Accumulation of numerous pieces of information that must be readily available to the practicing surgeon is by necessity a slow process. It begins in medical school and is usually aided by the little black book or "peripheral brain" of the senior student, in which he has jotted down the various syndromes, statistics, and studies that his training has presented him.
On July 1, however, it becomes evident within the first few hours that some of the most important bits are lacking in his file, namely, the essential daily routines and problems that confront him in the care of the surgical patient. While we are moving away from prolonged surgical training programs, four years seems the minimum of time to assimilate the body of knowledge required.

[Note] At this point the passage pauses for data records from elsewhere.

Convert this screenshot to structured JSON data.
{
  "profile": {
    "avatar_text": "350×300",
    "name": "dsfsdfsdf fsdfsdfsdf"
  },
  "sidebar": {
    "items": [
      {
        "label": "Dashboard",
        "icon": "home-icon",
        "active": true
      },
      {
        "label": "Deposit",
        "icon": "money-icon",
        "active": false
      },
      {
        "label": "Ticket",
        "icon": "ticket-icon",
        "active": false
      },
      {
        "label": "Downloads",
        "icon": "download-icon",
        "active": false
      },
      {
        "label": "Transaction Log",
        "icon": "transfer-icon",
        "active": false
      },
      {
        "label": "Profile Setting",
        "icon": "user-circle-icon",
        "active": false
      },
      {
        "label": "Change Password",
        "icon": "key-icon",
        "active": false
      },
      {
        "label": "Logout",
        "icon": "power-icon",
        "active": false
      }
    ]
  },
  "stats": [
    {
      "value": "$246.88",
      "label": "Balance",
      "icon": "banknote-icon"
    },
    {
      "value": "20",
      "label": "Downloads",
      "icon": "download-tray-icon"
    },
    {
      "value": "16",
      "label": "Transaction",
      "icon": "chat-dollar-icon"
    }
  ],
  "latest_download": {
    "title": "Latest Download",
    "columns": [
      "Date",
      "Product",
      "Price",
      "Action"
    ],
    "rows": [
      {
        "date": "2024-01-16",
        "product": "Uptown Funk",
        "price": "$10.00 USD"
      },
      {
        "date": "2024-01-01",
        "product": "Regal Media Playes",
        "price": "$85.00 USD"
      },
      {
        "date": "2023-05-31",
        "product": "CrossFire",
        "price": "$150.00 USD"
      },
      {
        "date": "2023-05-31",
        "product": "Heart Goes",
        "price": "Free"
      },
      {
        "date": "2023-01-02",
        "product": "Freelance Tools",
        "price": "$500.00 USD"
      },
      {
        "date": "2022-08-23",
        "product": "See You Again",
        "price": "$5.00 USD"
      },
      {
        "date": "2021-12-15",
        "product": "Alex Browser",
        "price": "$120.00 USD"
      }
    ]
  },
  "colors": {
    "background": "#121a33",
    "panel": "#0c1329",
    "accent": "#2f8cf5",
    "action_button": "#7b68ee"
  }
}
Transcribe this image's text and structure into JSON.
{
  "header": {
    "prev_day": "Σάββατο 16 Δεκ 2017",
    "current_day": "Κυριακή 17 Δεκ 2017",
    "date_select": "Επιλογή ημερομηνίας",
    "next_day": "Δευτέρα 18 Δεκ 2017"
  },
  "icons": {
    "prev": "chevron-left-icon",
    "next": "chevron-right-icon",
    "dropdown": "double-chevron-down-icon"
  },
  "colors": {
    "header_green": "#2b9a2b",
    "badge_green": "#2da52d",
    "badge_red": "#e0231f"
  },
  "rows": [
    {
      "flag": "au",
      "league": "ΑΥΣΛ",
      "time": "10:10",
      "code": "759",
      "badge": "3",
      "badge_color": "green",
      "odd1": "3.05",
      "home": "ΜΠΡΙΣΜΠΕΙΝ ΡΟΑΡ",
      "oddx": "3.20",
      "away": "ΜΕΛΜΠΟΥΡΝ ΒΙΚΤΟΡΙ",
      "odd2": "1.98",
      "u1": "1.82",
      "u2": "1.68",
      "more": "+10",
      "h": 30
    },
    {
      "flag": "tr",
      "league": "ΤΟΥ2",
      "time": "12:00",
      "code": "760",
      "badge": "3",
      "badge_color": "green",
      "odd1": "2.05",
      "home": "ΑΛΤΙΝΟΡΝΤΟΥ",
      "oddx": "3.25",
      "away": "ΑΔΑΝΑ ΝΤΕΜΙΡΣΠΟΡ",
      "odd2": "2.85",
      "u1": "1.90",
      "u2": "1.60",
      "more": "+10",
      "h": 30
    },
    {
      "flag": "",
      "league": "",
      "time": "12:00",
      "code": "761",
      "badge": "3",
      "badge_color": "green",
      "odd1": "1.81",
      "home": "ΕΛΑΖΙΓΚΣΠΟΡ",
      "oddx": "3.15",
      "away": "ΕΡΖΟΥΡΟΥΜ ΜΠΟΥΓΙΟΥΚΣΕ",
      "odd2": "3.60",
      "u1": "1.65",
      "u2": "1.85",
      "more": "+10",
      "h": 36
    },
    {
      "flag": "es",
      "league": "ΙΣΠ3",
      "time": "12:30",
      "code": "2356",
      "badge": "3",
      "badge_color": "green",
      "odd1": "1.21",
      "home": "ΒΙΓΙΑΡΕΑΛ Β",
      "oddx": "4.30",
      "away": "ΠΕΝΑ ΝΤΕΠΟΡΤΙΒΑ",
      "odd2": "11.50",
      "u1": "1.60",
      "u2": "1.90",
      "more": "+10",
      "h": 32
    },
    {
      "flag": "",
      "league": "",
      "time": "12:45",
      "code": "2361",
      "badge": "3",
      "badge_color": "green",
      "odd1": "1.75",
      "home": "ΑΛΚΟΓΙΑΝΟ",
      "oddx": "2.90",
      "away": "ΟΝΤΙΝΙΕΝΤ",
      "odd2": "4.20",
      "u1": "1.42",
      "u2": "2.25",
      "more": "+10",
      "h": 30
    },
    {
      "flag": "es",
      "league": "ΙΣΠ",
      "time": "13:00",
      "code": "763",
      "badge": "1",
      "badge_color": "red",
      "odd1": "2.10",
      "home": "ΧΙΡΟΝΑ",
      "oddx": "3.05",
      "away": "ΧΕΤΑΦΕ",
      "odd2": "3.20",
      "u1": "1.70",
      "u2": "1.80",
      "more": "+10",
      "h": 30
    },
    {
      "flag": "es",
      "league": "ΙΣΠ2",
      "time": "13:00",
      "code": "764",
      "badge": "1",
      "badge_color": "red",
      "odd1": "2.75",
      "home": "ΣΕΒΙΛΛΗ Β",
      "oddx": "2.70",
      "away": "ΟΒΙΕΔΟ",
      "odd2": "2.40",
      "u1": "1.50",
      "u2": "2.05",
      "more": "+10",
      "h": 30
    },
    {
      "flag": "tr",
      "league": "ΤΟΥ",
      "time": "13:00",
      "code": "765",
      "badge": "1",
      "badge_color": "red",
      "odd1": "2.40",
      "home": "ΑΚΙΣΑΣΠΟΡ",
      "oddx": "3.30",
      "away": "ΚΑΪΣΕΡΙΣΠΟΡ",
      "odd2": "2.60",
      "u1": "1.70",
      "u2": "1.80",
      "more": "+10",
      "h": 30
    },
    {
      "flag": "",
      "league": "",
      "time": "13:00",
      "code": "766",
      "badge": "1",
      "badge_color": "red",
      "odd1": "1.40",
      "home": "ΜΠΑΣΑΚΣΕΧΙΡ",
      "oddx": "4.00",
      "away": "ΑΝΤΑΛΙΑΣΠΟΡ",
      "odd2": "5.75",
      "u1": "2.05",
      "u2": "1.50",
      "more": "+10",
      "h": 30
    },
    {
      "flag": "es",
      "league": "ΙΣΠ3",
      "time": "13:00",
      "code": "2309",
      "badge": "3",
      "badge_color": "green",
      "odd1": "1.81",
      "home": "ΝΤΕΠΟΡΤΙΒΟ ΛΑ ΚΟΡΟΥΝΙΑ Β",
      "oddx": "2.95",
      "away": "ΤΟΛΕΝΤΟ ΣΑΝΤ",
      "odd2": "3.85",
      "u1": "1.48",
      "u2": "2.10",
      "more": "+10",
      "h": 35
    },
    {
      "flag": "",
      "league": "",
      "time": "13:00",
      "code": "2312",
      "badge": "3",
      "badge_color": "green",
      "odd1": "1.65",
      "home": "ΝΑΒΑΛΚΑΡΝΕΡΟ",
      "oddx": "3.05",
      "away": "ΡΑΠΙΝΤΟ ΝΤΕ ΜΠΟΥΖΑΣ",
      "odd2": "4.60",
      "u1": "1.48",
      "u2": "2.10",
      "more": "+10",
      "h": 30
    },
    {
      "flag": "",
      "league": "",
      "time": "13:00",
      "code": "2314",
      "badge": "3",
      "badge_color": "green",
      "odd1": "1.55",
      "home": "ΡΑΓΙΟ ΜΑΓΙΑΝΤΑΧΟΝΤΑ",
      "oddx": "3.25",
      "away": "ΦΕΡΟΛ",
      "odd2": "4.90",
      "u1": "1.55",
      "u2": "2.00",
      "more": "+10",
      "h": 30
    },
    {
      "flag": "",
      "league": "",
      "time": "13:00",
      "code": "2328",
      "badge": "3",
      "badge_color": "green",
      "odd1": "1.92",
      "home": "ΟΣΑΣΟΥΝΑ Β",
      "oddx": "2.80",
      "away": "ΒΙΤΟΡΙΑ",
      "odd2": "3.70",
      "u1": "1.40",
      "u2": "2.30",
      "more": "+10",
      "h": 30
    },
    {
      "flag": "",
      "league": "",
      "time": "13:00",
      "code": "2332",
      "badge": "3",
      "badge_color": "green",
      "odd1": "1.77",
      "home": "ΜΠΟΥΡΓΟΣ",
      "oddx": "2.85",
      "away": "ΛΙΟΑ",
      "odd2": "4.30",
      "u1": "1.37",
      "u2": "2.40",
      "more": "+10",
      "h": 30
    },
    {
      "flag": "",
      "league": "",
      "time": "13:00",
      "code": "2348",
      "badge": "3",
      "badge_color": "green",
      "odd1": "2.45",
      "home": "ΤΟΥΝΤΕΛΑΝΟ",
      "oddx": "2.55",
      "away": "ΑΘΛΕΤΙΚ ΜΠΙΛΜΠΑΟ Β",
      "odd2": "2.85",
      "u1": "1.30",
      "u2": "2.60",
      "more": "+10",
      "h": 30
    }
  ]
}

The Manual of Surgical Therapeutics presented in its first edition a pocket-sized adjunct to the house officer's black book, a more surgically oriented version of